There are a number of things you can do if you are having trouble sleeping. Getting a night of sound sleep can break the pattern of insomnia, making it easier for you to get back into the rhythm of sleeping well on a regular basis. It may encourage you to know that many people struggle with insomnia, and that managing insomnia does not have to be difficult.
One of the best ways to improve sleep is to improve your sleep hygiene, the set of habits which surround sleeping and going to bed in your house. In the bedroom, use heavy blinds or curtains to control light, and make sure that you are insulated from sources of sound which can disrupt sleep. Designate the bedroom specifically as a place for relaxing and sleeping, and avoid taking work into the bedroom. Hide your clock so that you won't be staring at it if you have insomnia, and keep your bedroom cool.
You may also want to change your habits around bedtime.
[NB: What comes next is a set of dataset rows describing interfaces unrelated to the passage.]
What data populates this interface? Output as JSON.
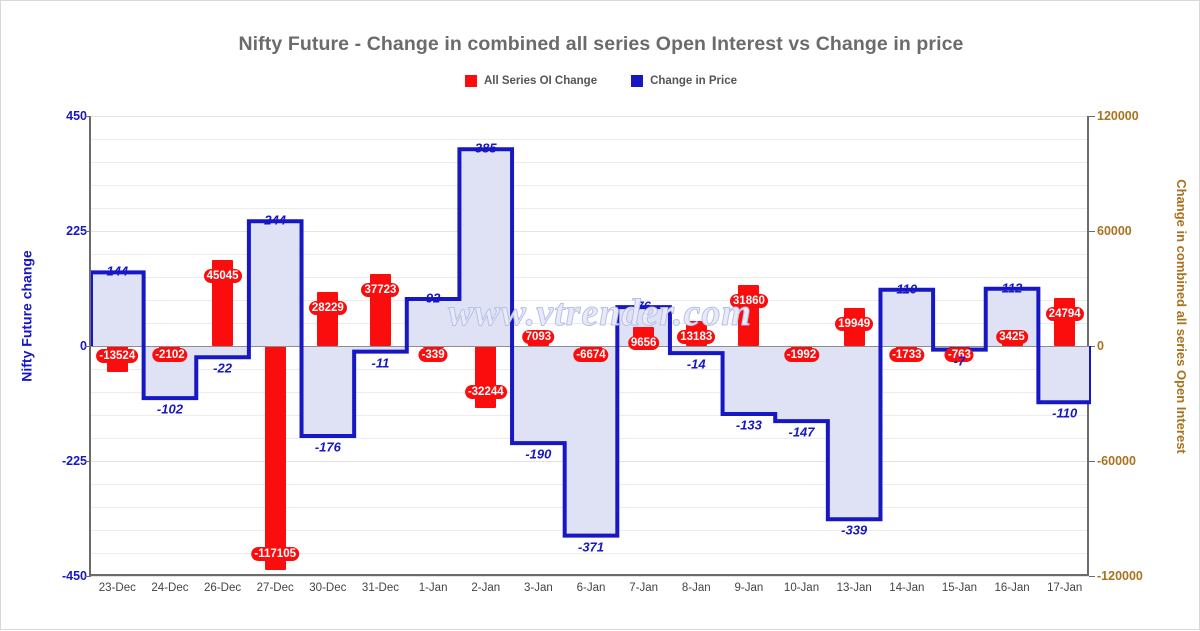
{
  "header": {
    "title": "Nifty Future - Change in combined all series Open Interest vs Change in price",
    "watermark": "www.vtrender.com"
  },
  "legend": {
    "items": [
      {
        "label": "All Series OI Change",
        "color": "#fb0d0d"
      },
      {
        "label": "Change in Price",
        "color": "#1717c4"
      }
    ]
  },
  "colors": {
    "bar": "#fb0d0d",
    "line": "#1717c4",
    "line_fill": "#dfe2f5",
    "left_axis": "#1717c4",
    "right_axis": "#a8721f",
    "title": "#6b6b6b"
  },
  "chart_data": {
    "type": "bar",
    "title": "Nifty Future - Change in combined all series Open Interest vs Change in price",
    "xlabel": "",
    "ylabel": "Nifty Future change",
    "y2label": "Change in combined all series Open Interest",
    "grid": true,
    "legend_position": "top-center",
    "ylim": [
      -450,
      450
    ],
    "y2lim": [
      -120000,
      120000
    ],
    "yticks": [
      "450",
      "225",
      "0",
      "-225",
      "-450"
    ],
    "y2ticks": [
      "120000",
      "60000",
      "0",
      "-60000",
      "-120000"
    ],
    "categories": [
      "23-Dec",
      "24-Dec",
      "26-Dec",
      "27-Dec",
      "30-Dec",
      "31-Dec",
      "1-Jan",
      "2-Jan",
      "3-Jan",
      "6-Jan",
      "7-Jan",
      "8-Jan",
      "9-Jan",
      "10-Jan",
      "13-Jan",
      "14-Jan",
      "15-Jan",
      "16-Jan",
      "17-Jan"
    ],
    "series": [
      {
        "name": "All Series OI Change",
        "type": "bar",
        "axis": "y2",
        "color": "#fb0d0d",
        "values": [
          -13524,
          -2102,
          45045,
          -117105,
          28229,
          37723,
          -339,
          -32244,
          7093,
          -6674,
          9656,
          13183,
          31860,
          -1992,
          19949,
          -1733,
          -763,
          3425,
          24794
        ],
        "labels": [
          "-13524",
          "-2102",
          "45045",
          "-117105",
          "28229",
          "37723",
          "-339",
          "-32244",
          "7093",
          "-6674",
          "9656",
          "13183",
          "31860",
          "-1992",
          "19949",
          "-1733",
          "-763",
          "3425",
          "24794"
        ]
      },
      {
        "name": "Change in Price",
        "type": "step-area",
        "axis": "y",
        "color": "#1717c4",
        "values": [
          144,
          -102,
          -22,
          244,
          -176,
          -11,
          92,
          385,
          -190,
          -371,
          76,
          -14,
          -133,
          -147,
          -339,
          110,
          -7,
          112,
          -110
        ],
        "labels": [
          "144",
          "-102",
          "-22",
          "244",
          "-176",
          "-11",
          "92",
          "385",
          "-190",
          "-371",
          "76",
          "-14",
          "-133",
          "-147",
          "-339",
          "110",
          "-7",
          "112",
          "-110"
        ]
      }
    ]
  }
}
Try to stick to a specific schedule: get up at the same time every day, and go to bed around the same time every night, even on your days off. Make a habit of exercising in the afternoon or evening, and consider bathing or showering right before bed to relax your muscles and get in a peaceful frame of mind. Don't eat for at least two hours before you plan to go to bed, and consider eating the biggest meal of the day at lunch, and eating lightly for dinner.
When you get into bed to go to sleep, take a few deep breaths, and try to relax your body. Don't try to force yourself into sleep, but focus on your breathing and clear your mind. If you haven't slept after 15 to 20 minutes, get up and doing something else around the house, such as reading in the living room for half an hour. This helps to break the pattern of lying awake in bed, by letting your brain know that you will pursue another activity if you can't get to sleep.
Sometimes, trouble sleeping is related to emotional problems. If you are under a great deal of stress or you have experienced a trauma, you may want to consider making an appointment with a counselor to talk about it. He or she can help work through your issues, and suggest some relaxation exercises which can promote sleep. Psychiatrists can also prescribe drugs which can be used as sleep aids, although these should ideally be used as a last resort, because while sleeping pills do relieve insomnia, they fail to address the underlying problem which is causing it.